With Facebook’s highly anticipated IPO coming closer and closer, what better way for the giant social networking company to cash in on its upcoming payday than acquiring a company, right? Facebook is currently Silicon Valley’s favorite tech company and hopes are quite high that its IPO will raise billions and make its initial backers, founders, and initial employees very wealthy. When you have this much goodwill and perceived value, it is easy to find companies that want to join your team via buyout. That’s why it is no surprise that the highly popular mobile photo sharing company, Instagram quickly agreed to be bought out by Facebook for cash and stock valued at $1 Billion. That’s a jaw-dropping figure-specially for a company that has only 9 employees and has yet to make one red cent off its photo sharing service. You are probably tempted to think: What is Mark Zuckerberg thinking?

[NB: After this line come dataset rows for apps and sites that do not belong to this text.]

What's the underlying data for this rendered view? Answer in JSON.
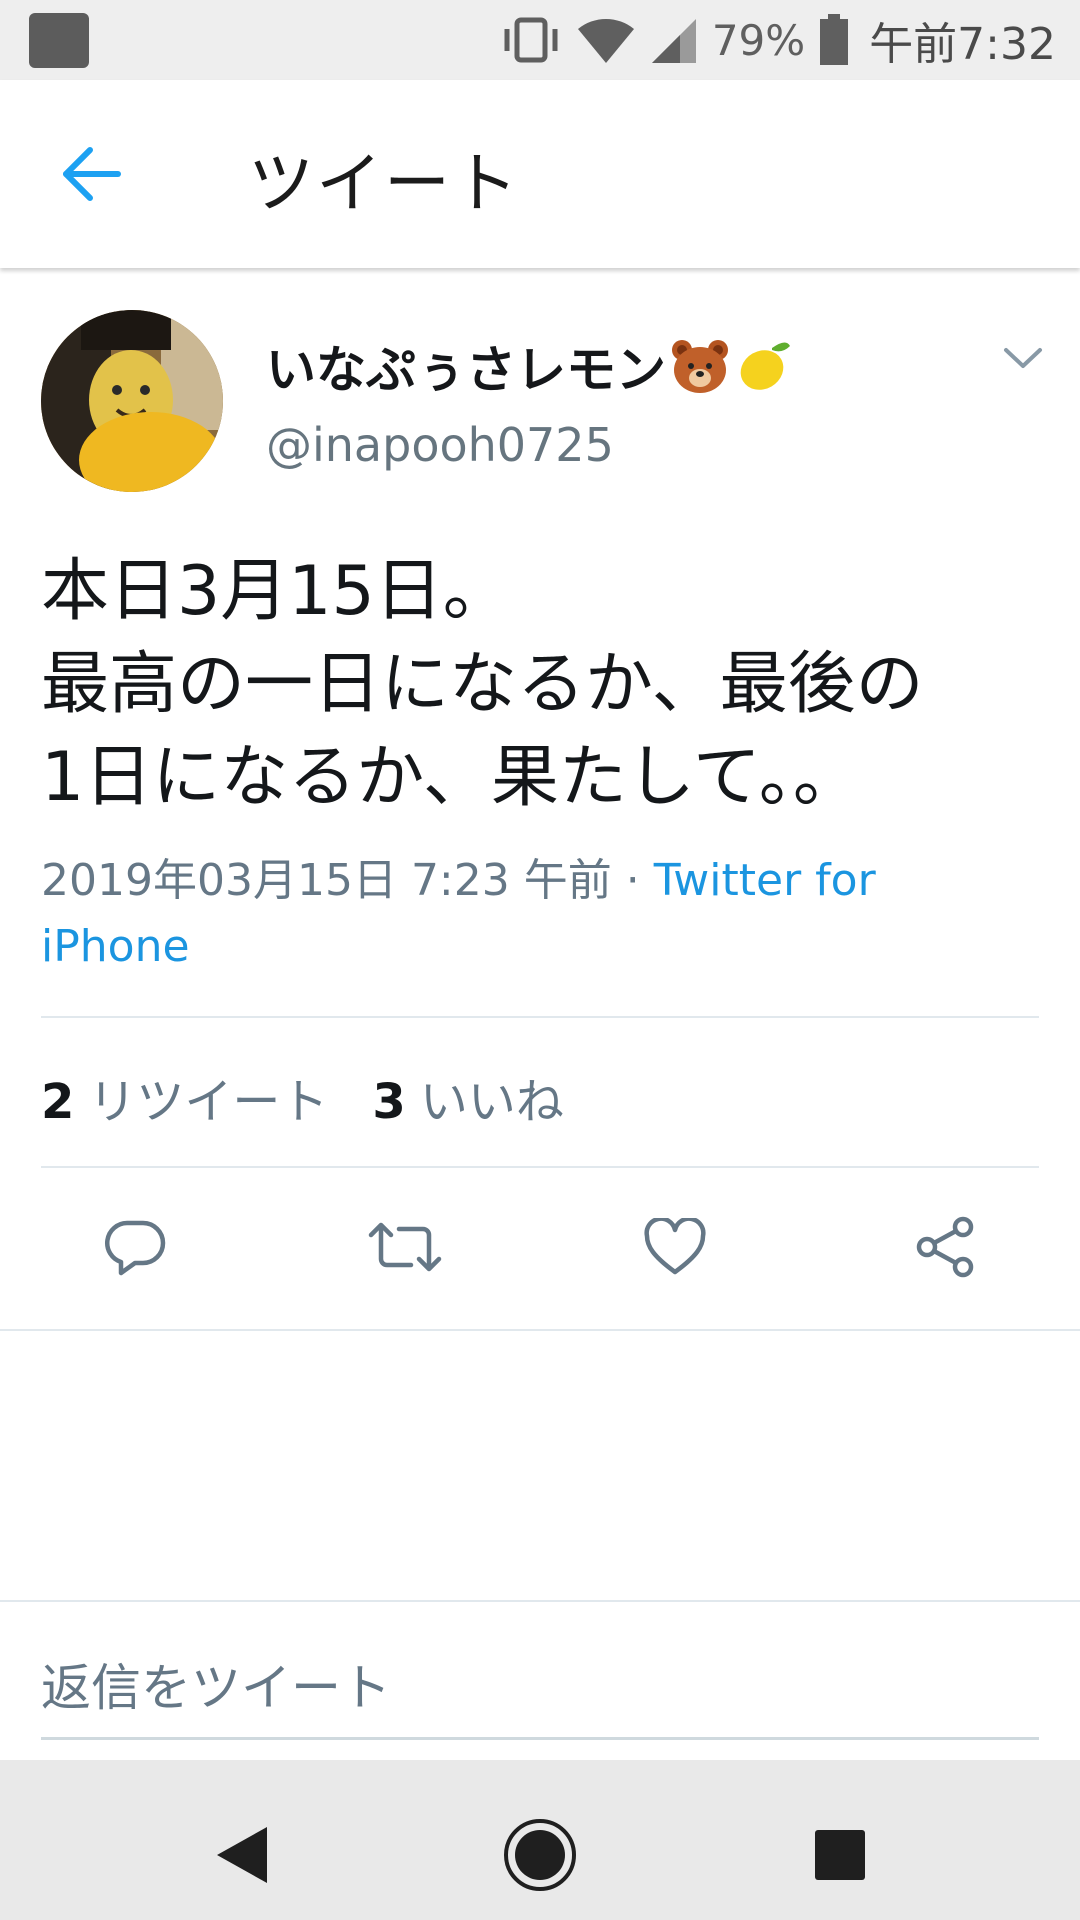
{
  "status_bar": {
    "battery_percent": "79%",
    "time": "午前7:32",
    "icons": [
      "app-icon",
      "vibrate-icon",
      "wifi-icon",
      "signal-icon",
      "battery-icon"
    ]
  },
  "header": {
    "title": "ツイート",
    "back_icon": "arrow-left-icon"
  },
  "tweet": {
    "display_name": "いなぷぅさレモン",
    "name_emojis": [
      "bear-face-icon",
      "lemon-icon"
    ],
    "handle": "@inapooh0725",
    "text": "本日3月15日。\n最高の一日になるか、最後の\n1日になるか、果たして。。",
    "timestamp": "2019年03月15日 7:23 午前",
    "separator": " · ",
    "source": "Twitter for iPhone",
    "retweet_count": "2",
    "retweet_label": "リツイート",
    "like_count": "3",
    "like_label": "いいね"
  },
  "actions": [
    "reply-icon",
    "retweet-icon",
    "like-icon",
    "share-icon"
  ],
  "reply_box": {
    "placeholder": "返信をツイート"
  },
  "colors": {
    "accent": "#1da1f2",
    "text_primary": "#14171a",
    "text_secondary": "#657786",
    "divider": "#e1e8ed"
  }
}
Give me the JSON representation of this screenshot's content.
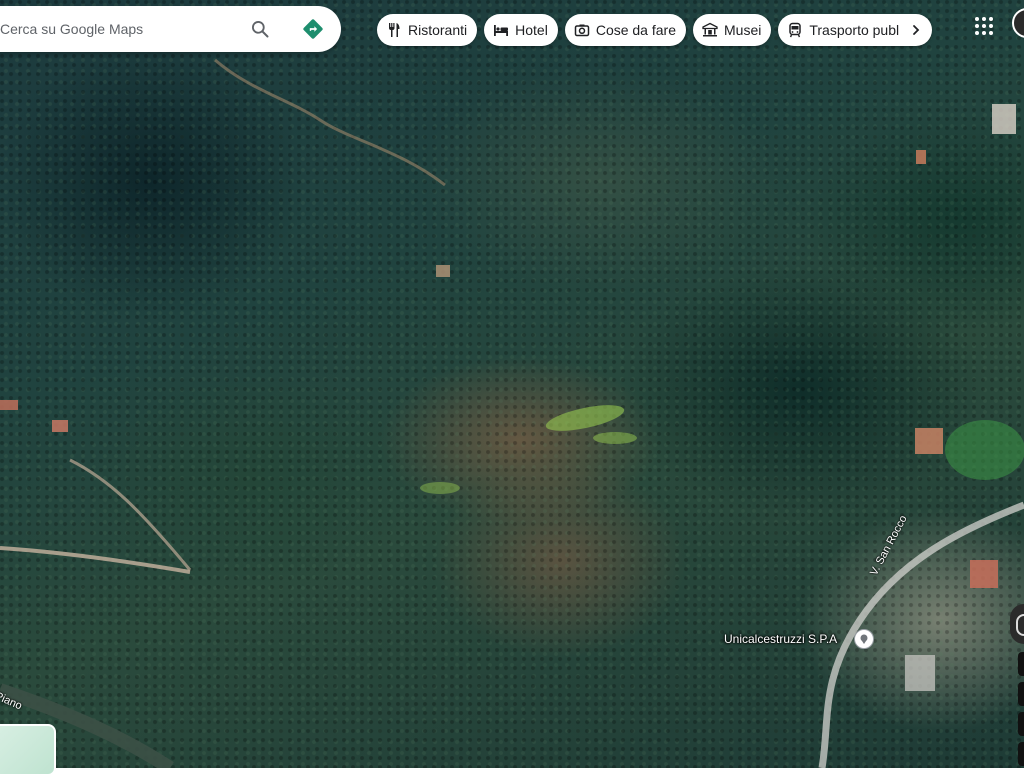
{
  "search": {
    "placeholder": "Cerca su Google Maps",
    "value": ""
  },
  "icons": {
    "search": "search-icon",
    "directions": "directions-icon",
    "apps": "apps-grid-icon",
    "chip_scroll": "chevron-right-icon",
    "place_pin": "place-pin-icon"
  },
  "chips": [
    {
      "label": "Ristoranti",
      "icon": "restaurant-icon"
    },
    {
      "label": "Hotel",
      "icon": "hotel-icon"
    },
    {
      "label": "Cose da fare",
      "icon": "camera-icon"
    },
    {
      "label": "Musei",
      "icon": "museum-icon"
    },
    {
      "label": "Trasporto publ",
      "icon": "transit-icon"
    }
  ],
  "map": {
    "place_label": "Unicalcestruzzi S.P.A",
    "road_label_1": "V. San Rocco",
    "road_label_2": "Piano"
  },
  "colors": {
    "directions": "#1a73e8",
    "directions_bg": "#1e8e6e",
    "chip_text": "#202124",
    "icon_gray": "#5f6368"
  }
}
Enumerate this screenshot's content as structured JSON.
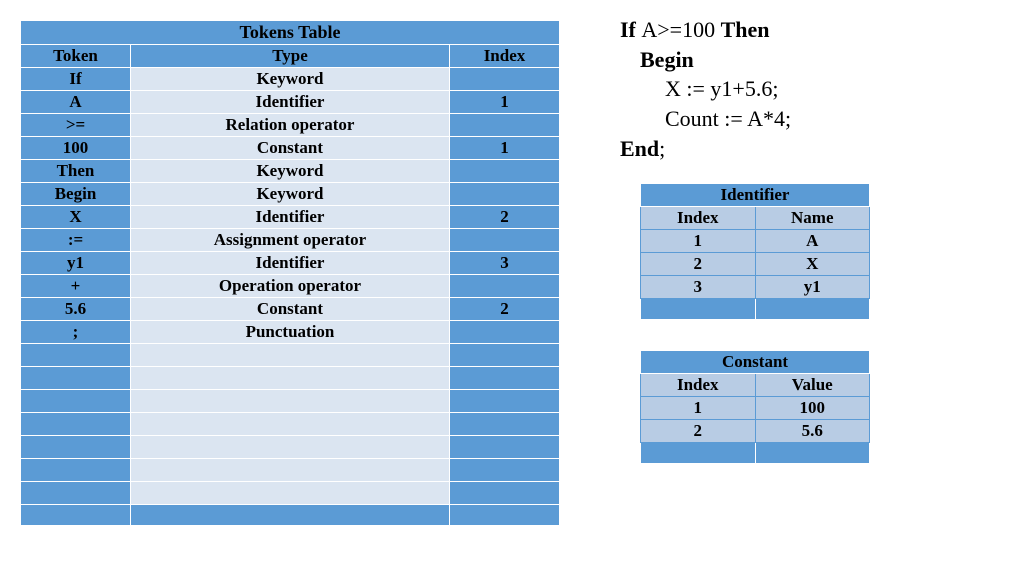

At first glance, the purchase might look so bold that some observers might say it is impulsive and almost reckless. However, the more people pick apart the details and the dynamics in play here, it might be a brilliant move. Keep in mind that Facebook is partly paying in company stock. The company hasn’t gone IPO yet so we’re talking about “potential value.” In essence, Facebook is cashing in some of its clout and hype to acquire something real. Critics of the deal might say that Instagram is not that real considering its small size, no revenue, and recent vintage. That would be missing the point. Instagram is very viral and has dominated the iOS app market for photo sharing. Its recently released Android version is one of the hottest and most downloaded apps for that platform. It has already amassed 30 million registered users and its growth rate continues to grow.
Facebook’s traffic is getting extremely mobile. Half of its traffic access the service from mobile devices. Analysts predict this portion of Facebook’s users to continue increasing in the future. Facebook’s current photosharing and photo-based community building capabilities is tied solidly to its Facebook mobile App which does not have any ads. As it stands, Facebook’s own mobile photo community efforts are quite limited and don’t share Instagram’s explosive mobile growth trajectory. Instagram is doing well in the one area Facebook needs to dominate-mobile phone sharing. Facebook’s massive rise is due to its web-based photo sharing. However, it has been having a tough time trying to replicate the same success in a mobile environment. In essence, Instagram succeeded where Facebook was flailing. Looking at the deal from this perspective, the deal makes sense. Facebook needs an independent “hook” into the fast-growing mobile market that is outside of Facebook. It is also buying out a company that could potentially morph into a direct competitor. The networking service gets another opportunity to stay in the sights of its users even if they are not using the FB app. Moreover, FB now owns a service that shares photos on other social networks. This explodes FB’s reach.
The Facebook acquisition deal is a massive coup for Instagram’s venture capital investors. Keep in mind that the company only launched its iOS app in 2010 and its Android version in 2012. Its last investment round, in 2011, valued the startup at $100 million. Moreover, the portion of the purchase that was made with Facebook stock might even be worth more once Facebook has its IPO since its pre-IPO valuation is probably below its IPO offering valuation. And we’re not even factoring in whatever increase in value that stock may experience post-IPO.
While it might look like “Search Plus Your World” would be an easy target for blame, the answers are not that clear cut because Facebook already began to suffer a traffic fall prior to “Search Plus Your World”‘s debut. Many people are stumped but we’re sure this mystery is bound to clear up soon.